What remains to be seen is how much appetite there is among Republican primary voters for such an ambitious reshaping of tax policy and, potentially, entitlement programs. A New York Times/CBS poll released Tuesday found that 65 percent of Americans say taxes should be increased on households earning $1 million or more, while 66 percent say money and wealth in the country should be distributed more evenly. Another 69 percent say the policies of Republicans in Congress favor the rich, while 67 percent say it is a bad idea to lower taxes for large corporations.
Analysts also immediately raised questions about how many people would actually see their taxes simplified, one of Mr. Perry’s main claims: Many middle-class families would actually need to figure their taxes using both systems before deciding which one would save them more money, potentially increasing the amount of time they spend on taxes rather than making tax preparation easier.
Another question is how well Mr. Perry and his newly revamped campaign team can package and sell the tax proposal. That effort may have been undermined on Tuesday, when, many media outlets, instead of focusing on the tax plan, covered Mr. Perry’s statement in two interviews that he was not certain Mr. Obama was born in the United States.
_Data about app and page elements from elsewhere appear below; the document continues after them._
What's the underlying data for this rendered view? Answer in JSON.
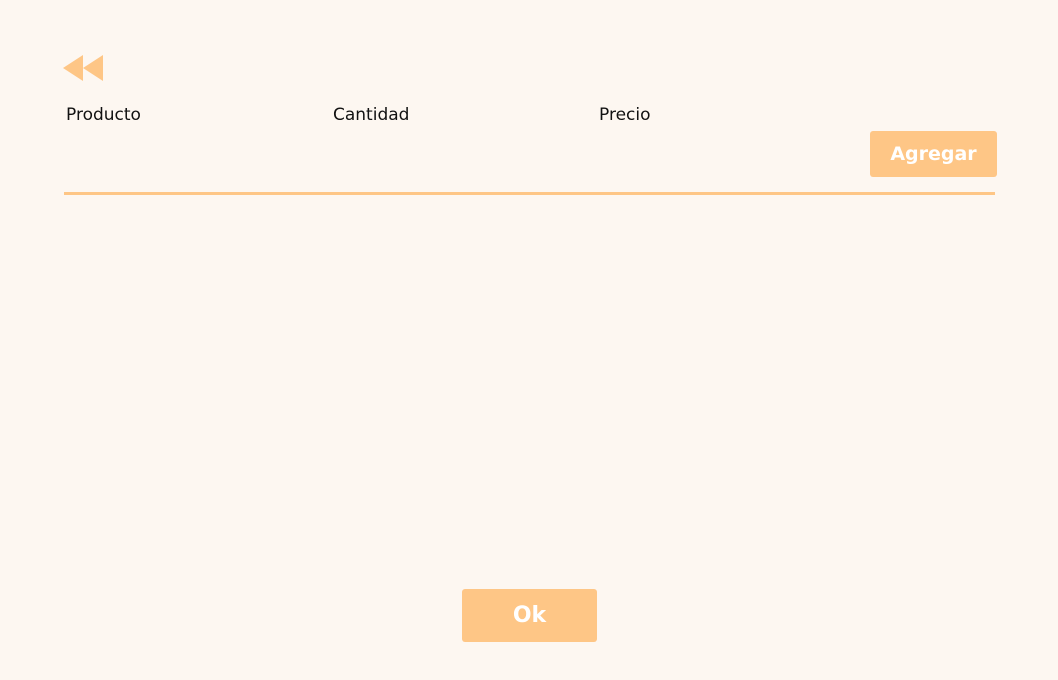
{
  "nav": {
    "back_icon": "double-chevron-left-icon"
  },
  "table": {
    "headers": [
      "Producto",
      "Cantidad",
      "Precio"
    ],
    "rows": []
  },
  "actions": {
    "add_label": "Agregar",
    "ok_label": "Ok"
  },
  "colors": {
    "background": "#fdf7f1",
    "accent": "#fec686",
    "button_text": "#ffffff",
    "text": "#111111"
  }
}
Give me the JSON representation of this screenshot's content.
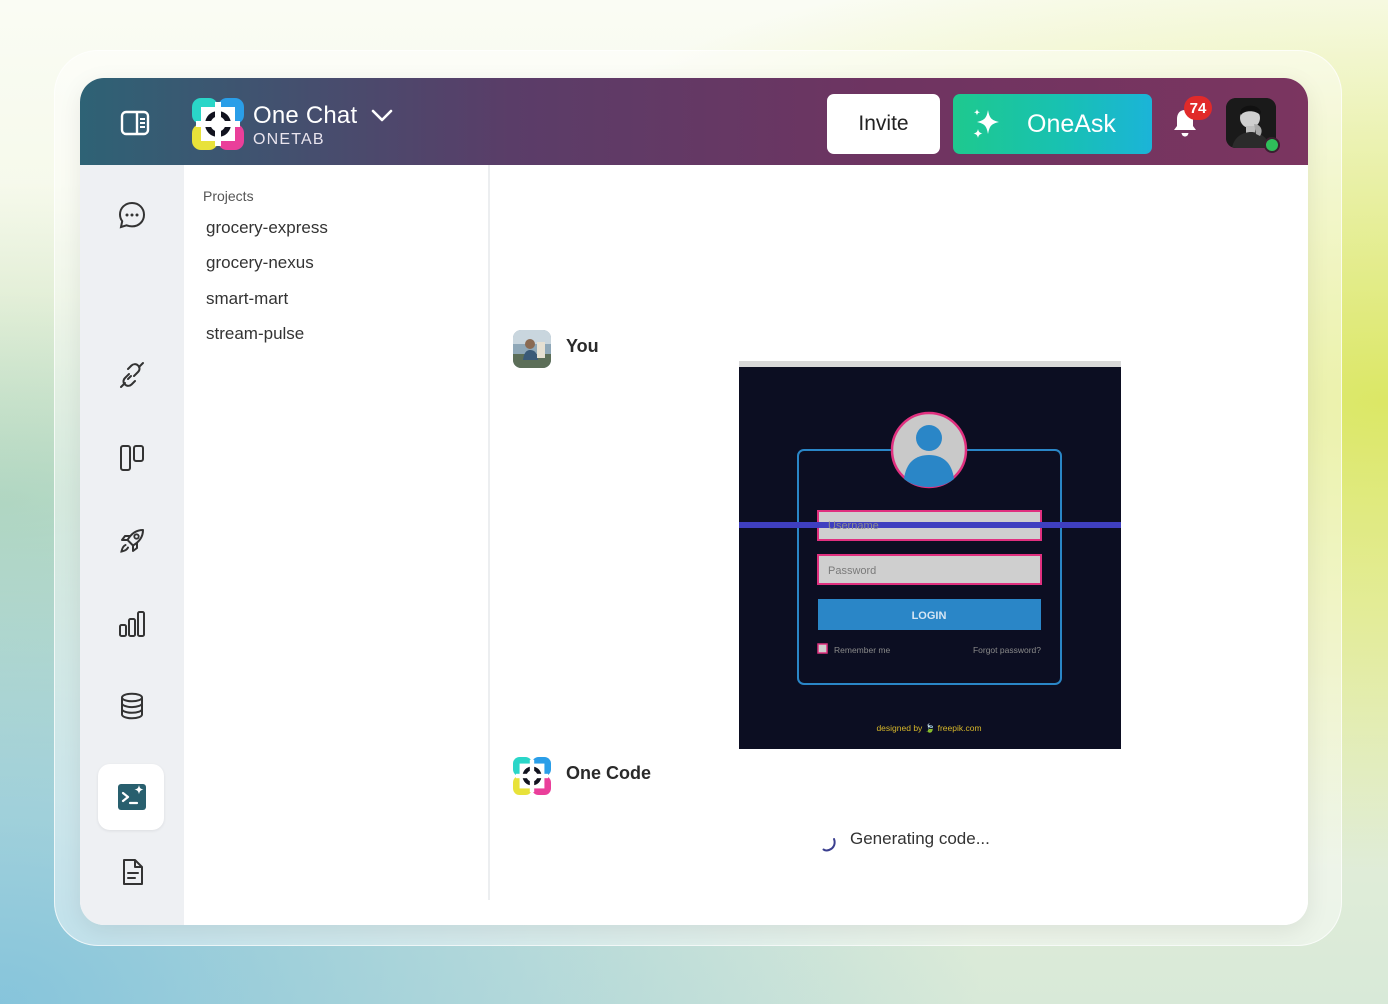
{
  "header": {
    "app_title": "One Chat",
    "app_subtitle": "ONETAB",
    "invite_label": "Invite",
    "oneask_label": "OneAsk",
    "notification_count": "74"
  },
  "projects": {
    "label": "Projects",
    "items": [
      "grocery-express",
      "grocery-nexus",
      "smart-mart",
      "stream-pulse"
    ]
  },
  "chat": {
    "user_name": "You",
    "bot_name": "One Code",
    "status_text": "Generating code..."
  },
  "attachment": {
    "username_placeholder": "Username",
    "password_placeholder": "Password",
    "login_label": "LOGIN",
    "remember_label": "Remember me",
    "forgot_label": "Forgot password?",
    "credit": "designed by 🍃 freepik.com"
  },
  "colors": {
    "accent_green": "#1ec98e",
    "accent_blue": "#1bb4d8",
    "header_start": "#2e6275",
    "header_end": "#7b3560",
    "badge_red": "#e12a2a",
    "login_blue": "#2a86c7",
    "field_pink": "#e0307f"
  },
  "icons": {
    "rail": [
      "chat-bubble-icon",
      "plug-icon",
      "columns-icon",
      "rocket-icon",
      "bar-chart-icon",
      "database-icon",
      "code-sparkle-icon",
      "document-icon",
      "gear-icon"
    ]
  }
}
Those comments linked him to the “birther” movement, whose members question whether the president is occupying the White House legally.
Given an opportunity to play down the issue in an interview Monday night with CNBC and The New York Times, Mr. Perry refused, saying that “it’s a good issue to keep alive.”
John Harwood contributed reporting from Simpsonville, S.C., Michael D. Shear from Washington, and Catherine Rampell from New York.